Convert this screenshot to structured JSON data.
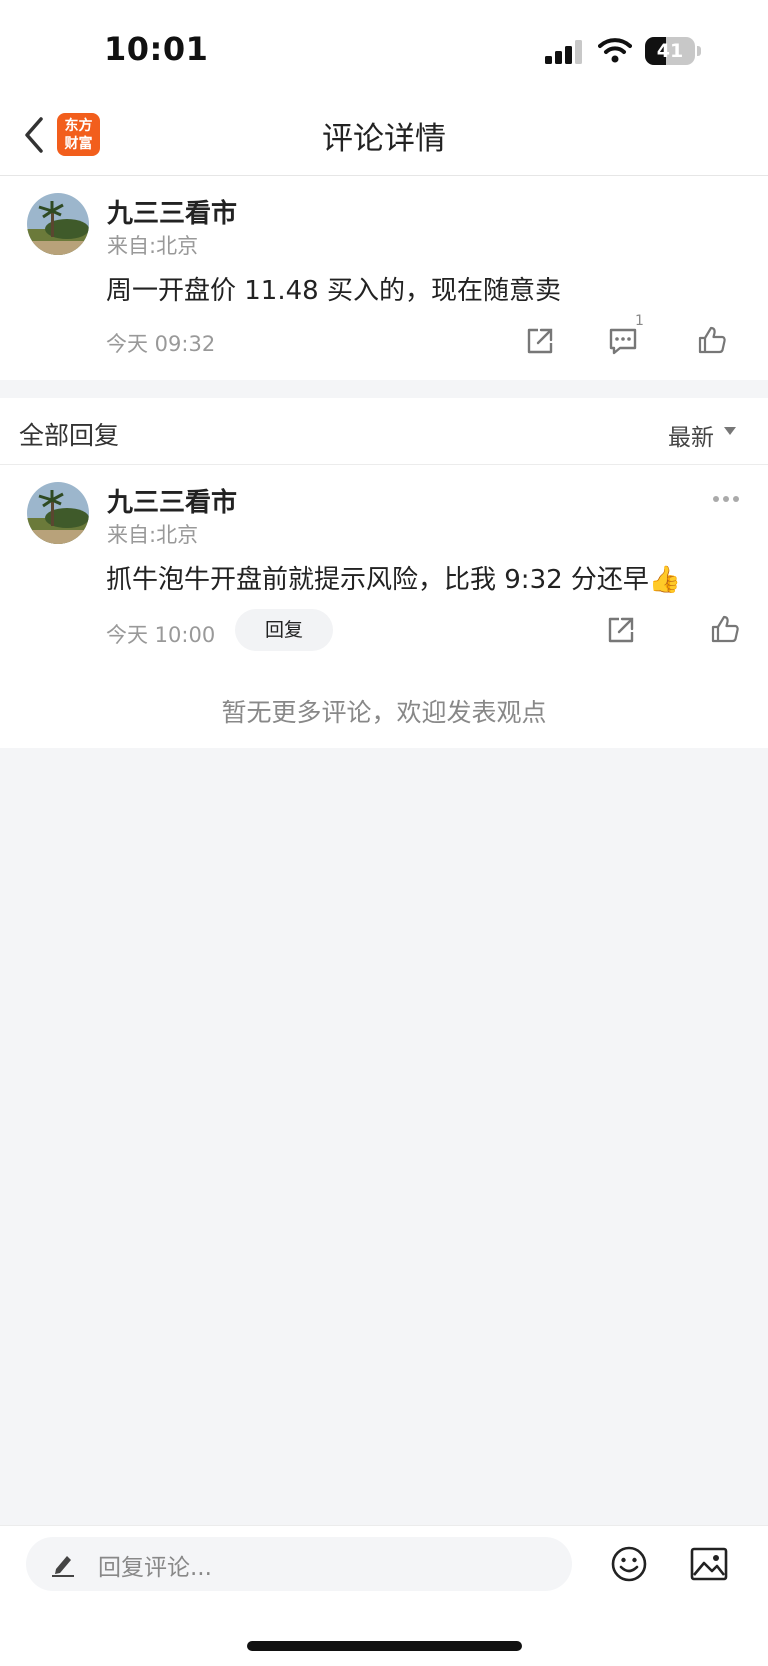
{
  "status_bar": {
    "time": "10:01",
    "battery": "41",
    "battery_level": 0.41
  },
  "header": {
    "logo_line1": "东方",
    "logo_line2": "财富",
    "title": "评论详情"
  },
  "main_comment": {
    "username": "九三三看市",
    "location": "来自:北京",
    "content": "周一开盘价 11.48 买入的，现在随意卖",
    "time": "今天 09:32",
    "reply_count": "1"
  },
  "replies_section": {
    "title": "全部回复",
    "sort_label": "最新"
  },
  "reply": {
    "username": "九三三看市",
    "location": "来自:北京",
    "content": "抓牛泡牛开盘前就提示风险，比我 9:32 分还早👍",
    "time": "今天 10:00",
    "reply_button": "回复"
  },
  "empty_note": "暂无更多评论，欢迎发表观点",
  "bottom_bar": {
    "placeholder": "回复评论..."
  },
  "colors": {
    "brand": "#f25e1c",
    "background": "#f4f5f7"
  }
}
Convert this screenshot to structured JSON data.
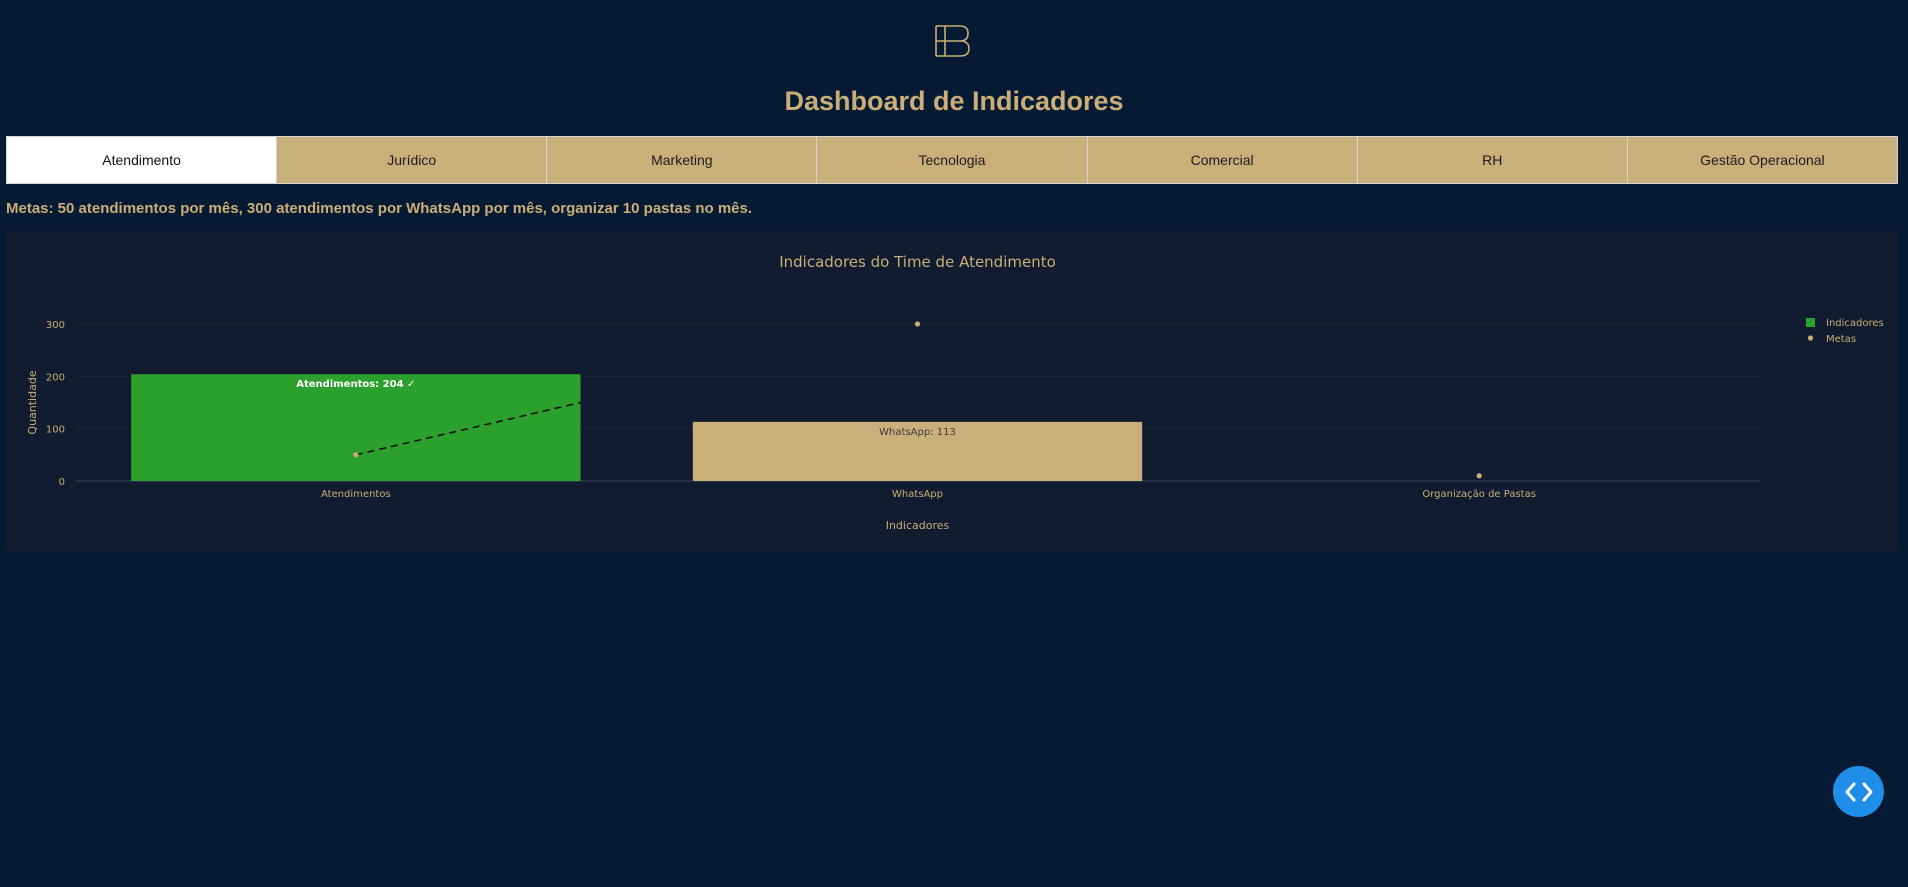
{
  "header": {
    "logo_icon": "eb-monogram-icon",
    "title": "Dashboard de Indicadores"
  },
  "tabs": [
    {
      "label": "Atendimento",
      "active": true
    },
    {
      "label": "Jurídico",
      "active": false
    },
    {
      "label": "Marketing",
      "active": false
    },
    {
      "label": "Tecnologia",
      "active": false
    },
    {
      "label": "Comercial",
      "active": false
    },
    {
      "label": "RH",
      "active": false
    },
    {
      "label": "Gestão Operacional",
      "active": false
    }
  ],
  "goals_text": "Metas: 50 atendimentos por mês, 300 atendimentos por WhatsApp por mês, organizar 10 pastas no mês.",
  "colors": {
    "background": "#071a33",
    "gold": "#c9ae78",
    "green": "#2ca02c",
    "tab_bg": "#c9b07a",
    "code_button": "#1e8ee8"
  },
  "chart_data": {
    "type": "bar",
    "title": "Indicadores do Time de Atendimento",
    "xlabel": "Indicadores",
    "ylabel": "Quantidade",
    "ylim": [
      0,
      300
    ],
    "yticks": [
      0,
      100,
      200,
      300
    ],
    "categories": [
      "Atendimentos",
      "WhatsApp",
      "Organização de Pastas"
    ],
    "series": [
      {
        "name": "Indicadores",
        "type": "bar",
        "values": [
          204,
          113,
          null
        ],
        "colors": [
          "#2ca02c",
          "#c9b07a",
          "#c9b07a"
        ],
        "labels": [
          "Atendimentos: 204 ✓",
          "WhatsApp: 113",
          ""
        ]
      },
      {
        "name": "Metas",
        "type": "scatter",
        "values": [
          50,
          300,
          10
        ],
        "color": "#c9ae78"
      }
    ],
    "trend_line": {
      "from_category": "Atendimentos",
      "from_value": 50,
      "to_value": 150
    },
    "legend": "top-right",
    "grid": true
  },
  "code_button": {
    "icon": "code-brackets-icon"
  }
}
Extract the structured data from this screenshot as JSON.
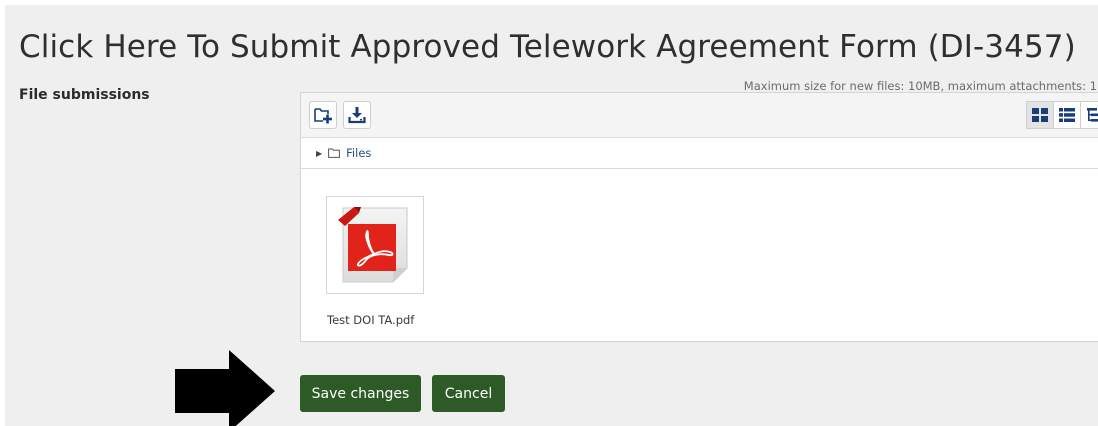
{
  "page": {
    "title": "Click Here To Submit Approved Telework Agreement Form (DI-3457)"
  },
  "file_submissions": {
    "label": "File submissions",
    "max_info": "Maximum size for new files: 10MB, maximum attachments: 1",
    "path": {
      "root_label": "Files"
    },
    "view_modes": [
      "grid",
      "list",
      "tree"
    ],
    "active_view": "grid",
    "files": [
      {
        "name": "Test DOI TA.pdf",
        "icon": "pdf-icon"
      }
    ]
  },
  "actions": {
    "save_label": "Save changes",
    "cancel_label": "Cancel"
  },
  "colors": {
    "primary_button": "#2d5a27",
    "link": "#1f4e8c",
    "toolbar_icon": "#1a3d7a",
    "pdf_red": "#e2231a"
  }
}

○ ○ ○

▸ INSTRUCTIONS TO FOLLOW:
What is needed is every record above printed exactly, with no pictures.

▸ TASK OUTPUT:
Convert this screenshot to structured JSON data.
{
  "status_bar": {
    "time": "10:01",
    "battery": "41",
    "battery_level": 0.41
  },
  "header": {
    "logo_line1": "东方",
    "logo_line2": "财富",
    "title": "评论详情"
  },
  "main_comment": {
    "username": "九三三看市",
    "location": "来自:北京",
    "content": "周一开盘价 11.48 买入的，现在随意卖",
    "time": "今天 09:32",
    "reply_count": "1"
  },
  "replies_section": {
    "title": "全部回复",
    "sort_label": "最新"
  },
  "reply": {
    "username": "九三三看市",
    "location": "来自:北京",
    "content": "抓牛泡牛开盘前就提示风险，比我 9:32 分还早👍",
    "time": "今天 10:00",
    "reply_button": "回复"
  },
  "empty_note": "暂无更多评论，欢迎发表观点",
  "bottom_bar": {
    "placeholder": "回复评论..."
  },
  "colors": {
    "brand": "#f25e1c",
    "background": "#f4f5f7"
  }
}
Convert this screenshot to structured JSON data.
{
  "header": {
    "logo_icon": "eb-monogram-icon",
    "title": "Dashboard de Indicadores"
  },
  "tabs": [
    {
      "label": "Atendimento",
      "active": true
    },
    {
      "label": "Jurídico",
      "active": false
    },
    {
      "label": "Marketing",
      "active": false
    },
    {
      "label": "Tecnologia",
      "active": false
    },
    {
      "label": "Comercial",
      "active": false
    },
    {
      "label": "RH",
      "active": false
    },
    {
      "label": "Gestão Operacional",
      "active": false
    }
  ],
  "goals_text": "Metas: 50 atendimentos por mês, 300 atendimentos por WhatsApp por mês, organizar 10 pastas no mês.",
  "colors": {
    "background": "#071a33",
    "gold": "#c9ae78",
    "green": "#2ca02c",
    "tab_bg": "#c9b07a",
    "code_button": "#1e8ee8"
  },
  "chart_data": {
    "type": "bar",
    "title": "Indicadores do Time de Atendimento",
    "xlabel": "Indicadores",
    "ylabel": "Quantidade",
    "ylim": [
      0,
      300
    ],
    "yticks": [
      0,
      100,
      200,
      300
    ],
    "categories": [
      "Atendimentos",
      "WhatsApp",
      "Organização de Pastas"
    ],
    "series": [
      {
        "name": "Indicadores",
        "type": "bar",
        "values": [
          204,
          113,
          null
        ],
        "colors": [
          "#2ca02c",
          "#c9b07a",
          "#c9b07a"
        ],
        "labels": [
          "Atendimentos: 204 ✓",
          "WhatsApp: 113",
          ""
        ]
      },
      {
        "name": "Metas",
        "type": "scatter",
        "values": [
          50,
          300,
          10
        ],
        "color": "#c9ae78"
      }
    ],
    "trend_line": {
      "from_category": "Atendimentos",
      "from_value": 50,
      "to_value": 150
    },
    "legend": "top-right",
    "grid": true
  },
  "code_button": {
    "icon": "code-brackets-icon"
  }
}
Extract the structured data from this screenshot as JSON.
{
  "page": {
    "title": "Click Here To Submit Approved Telework Agreement Form (DI-3457)"
  },
  "file_submissions": {
    "label": "File submissions",
    "max_info": "Maximum size for new files: 10MB, maximum attachments: 1",
    "path": {
      "root_label": "Files"
    },
    "view_modes": [
      "grid",
      "list",
      "tree"
    ],
    "active_view": "grid",
    "files": [
      {
        "name": "Test DOI TA.pdf",
        "icon": "pdf-icon"
      }
    ]
  },
  "actions": {
    "save_label": "Save changes",
    "cancel_label": "Cancel"
  },
  "colors": {
    "primary_button": "#2d5a27",
    "link": "#1f4e8c",
    "toolbar_icon": "#1a3d7a",
    "pdf_red": "#e2231a"
  }
}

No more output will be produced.